Big tries

OUT NOW! Tim Burton's BIG EYES, a portrait of the shy artist Margaret Keane, is the director's quietest and most female-centred misfit yarn to date.

If it weren’t for the marketing drive, Big Eyes would not immediately announce itself as the work of Hollywood’s gothiest auteur. Burton reigns himself in well below Ed Wood quirk levels in his portrait of painfully shy Margaret Keane, the artist who created a 1960s kitsch sensation with her paintings of huge-eyed waifs, soon plastered in poster and postcard format across a million suburban walls, and Walter Keane, the domineering husband who drove the hype and took the credit (played by a near-quivering Amy Adams and a kooky-to-unhinged Christoph Waltz, respectively).
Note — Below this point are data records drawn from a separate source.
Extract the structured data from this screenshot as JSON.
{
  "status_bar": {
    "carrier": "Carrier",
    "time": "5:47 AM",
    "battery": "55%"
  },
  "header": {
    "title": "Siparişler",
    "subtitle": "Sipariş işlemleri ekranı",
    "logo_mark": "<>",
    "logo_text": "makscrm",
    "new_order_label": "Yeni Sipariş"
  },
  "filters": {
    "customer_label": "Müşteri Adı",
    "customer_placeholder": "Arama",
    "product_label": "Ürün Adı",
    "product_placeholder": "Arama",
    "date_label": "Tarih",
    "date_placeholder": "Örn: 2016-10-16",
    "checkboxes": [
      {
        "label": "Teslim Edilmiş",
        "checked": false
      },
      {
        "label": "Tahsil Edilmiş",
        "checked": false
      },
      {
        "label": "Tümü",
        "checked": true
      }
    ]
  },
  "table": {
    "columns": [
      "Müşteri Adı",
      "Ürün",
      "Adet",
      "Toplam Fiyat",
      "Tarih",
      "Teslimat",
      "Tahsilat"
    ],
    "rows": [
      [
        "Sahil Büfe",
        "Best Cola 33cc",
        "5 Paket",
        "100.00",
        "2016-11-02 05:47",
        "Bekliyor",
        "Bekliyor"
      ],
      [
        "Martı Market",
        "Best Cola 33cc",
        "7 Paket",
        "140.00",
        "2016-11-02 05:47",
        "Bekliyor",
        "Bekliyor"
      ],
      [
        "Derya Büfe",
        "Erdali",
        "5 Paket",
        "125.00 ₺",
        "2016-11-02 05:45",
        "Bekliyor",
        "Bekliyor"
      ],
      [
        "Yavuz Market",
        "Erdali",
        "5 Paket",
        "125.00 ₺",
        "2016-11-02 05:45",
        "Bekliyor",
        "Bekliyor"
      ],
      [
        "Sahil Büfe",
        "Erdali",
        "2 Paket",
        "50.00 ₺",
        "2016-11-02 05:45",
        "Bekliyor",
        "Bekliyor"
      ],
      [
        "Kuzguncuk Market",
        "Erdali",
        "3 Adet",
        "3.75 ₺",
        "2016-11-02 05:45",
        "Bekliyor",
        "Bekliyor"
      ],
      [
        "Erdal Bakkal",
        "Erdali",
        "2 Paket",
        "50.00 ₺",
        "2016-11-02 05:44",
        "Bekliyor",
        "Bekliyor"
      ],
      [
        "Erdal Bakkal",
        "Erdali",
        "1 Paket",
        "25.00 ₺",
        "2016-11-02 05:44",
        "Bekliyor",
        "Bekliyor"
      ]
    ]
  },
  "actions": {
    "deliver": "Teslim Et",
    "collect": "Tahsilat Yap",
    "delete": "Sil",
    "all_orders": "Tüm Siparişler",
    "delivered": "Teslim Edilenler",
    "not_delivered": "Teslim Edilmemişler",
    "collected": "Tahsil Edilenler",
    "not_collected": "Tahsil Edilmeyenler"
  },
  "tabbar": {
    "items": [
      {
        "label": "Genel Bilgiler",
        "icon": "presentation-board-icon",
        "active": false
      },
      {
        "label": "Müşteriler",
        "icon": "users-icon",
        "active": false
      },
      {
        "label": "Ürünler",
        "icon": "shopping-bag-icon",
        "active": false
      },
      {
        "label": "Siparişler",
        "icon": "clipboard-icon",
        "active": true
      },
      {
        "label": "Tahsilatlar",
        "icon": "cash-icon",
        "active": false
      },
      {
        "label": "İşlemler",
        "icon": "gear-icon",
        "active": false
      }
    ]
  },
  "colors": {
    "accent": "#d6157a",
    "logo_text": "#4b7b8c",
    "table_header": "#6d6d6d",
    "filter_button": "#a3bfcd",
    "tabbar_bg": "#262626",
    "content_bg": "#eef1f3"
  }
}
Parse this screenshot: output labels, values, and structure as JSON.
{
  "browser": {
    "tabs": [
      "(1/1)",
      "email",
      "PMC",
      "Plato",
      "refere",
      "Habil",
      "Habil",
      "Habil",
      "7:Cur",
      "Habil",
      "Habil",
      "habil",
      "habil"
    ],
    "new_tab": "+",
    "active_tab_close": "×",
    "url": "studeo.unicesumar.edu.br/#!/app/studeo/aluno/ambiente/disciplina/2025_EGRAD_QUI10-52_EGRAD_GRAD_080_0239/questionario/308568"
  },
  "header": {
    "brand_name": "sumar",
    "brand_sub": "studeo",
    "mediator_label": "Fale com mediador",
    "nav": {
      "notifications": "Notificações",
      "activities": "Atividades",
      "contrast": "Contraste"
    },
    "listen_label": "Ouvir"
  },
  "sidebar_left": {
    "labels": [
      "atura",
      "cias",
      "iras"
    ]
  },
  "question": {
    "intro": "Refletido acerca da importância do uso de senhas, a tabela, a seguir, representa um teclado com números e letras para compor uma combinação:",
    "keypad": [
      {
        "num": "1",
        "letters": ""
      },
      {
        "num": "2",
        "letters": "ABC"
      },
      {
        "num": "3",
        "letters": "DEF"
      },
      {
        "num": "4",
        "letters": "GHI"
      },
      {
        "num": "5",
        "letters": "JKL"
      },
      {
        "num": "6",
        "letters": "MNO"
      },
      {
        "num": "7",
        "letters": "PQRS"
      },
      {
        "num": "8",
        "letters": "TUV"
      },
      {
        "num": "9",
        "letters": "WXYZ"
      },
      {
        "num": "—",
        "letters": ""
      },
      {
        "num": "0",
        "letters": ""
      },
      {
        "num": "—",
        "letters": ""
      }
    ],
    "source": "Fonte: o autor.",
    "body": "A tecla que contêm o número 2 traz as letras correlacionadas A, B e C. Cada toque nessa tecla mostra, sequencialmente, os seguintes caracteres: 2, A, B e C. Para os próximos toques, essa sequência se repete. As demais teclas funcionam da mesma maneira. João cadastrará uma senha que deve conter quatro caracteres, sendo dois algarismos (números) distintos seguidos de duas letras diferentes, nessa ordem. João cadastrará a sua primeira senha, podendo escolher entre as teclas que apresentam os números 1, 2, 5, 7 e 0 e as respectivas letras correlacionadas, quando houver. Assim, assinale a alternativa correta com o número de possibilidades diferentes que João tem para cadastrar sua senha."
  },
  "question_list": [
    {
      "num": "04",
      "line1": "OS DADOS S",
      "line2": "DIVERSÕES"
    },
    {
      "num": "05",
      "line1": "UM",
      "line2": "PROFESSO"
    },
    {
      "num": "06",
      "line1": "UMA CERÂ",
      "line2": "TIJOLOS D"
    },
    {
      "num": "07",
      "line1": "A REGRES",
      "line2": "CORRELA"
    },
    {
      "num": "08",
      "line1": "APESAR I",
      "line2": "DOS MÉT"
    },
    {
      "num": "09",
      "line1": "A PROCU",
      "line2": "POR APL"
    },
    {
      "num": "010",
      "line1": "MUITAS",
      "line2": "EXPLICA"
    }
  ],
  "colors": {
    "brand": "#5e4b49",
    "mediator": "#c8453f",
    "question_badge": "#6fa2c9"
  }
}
But the truth will out, both in narrative and tone: the fantastical seeps through in the neon glow and psycho pastels of the mid-century colour palette, the occasional ill-judged hallucination and Waltz’s perversely enjoyable slimeball pantomime. Loins should be thoroughly girded for the courtroom climax, apparently based in fact but dialed well beyond 11. Though he has plenty of fun with the set-dressing (and sniffy art snobs), Burton makes few value judgements on the art itself in his quietest and perhaps most female-centred misfit yarn to date – kitsch abounds and the style wears a little insubstantial, but tenderness wins the day. 

Big Eyes | Directed by Tim Burton (USA 2014) with Amy Adams, Cristoph Waltz, Krysten Ritter. Starts April 23.

Originally published in issue #137, April 2015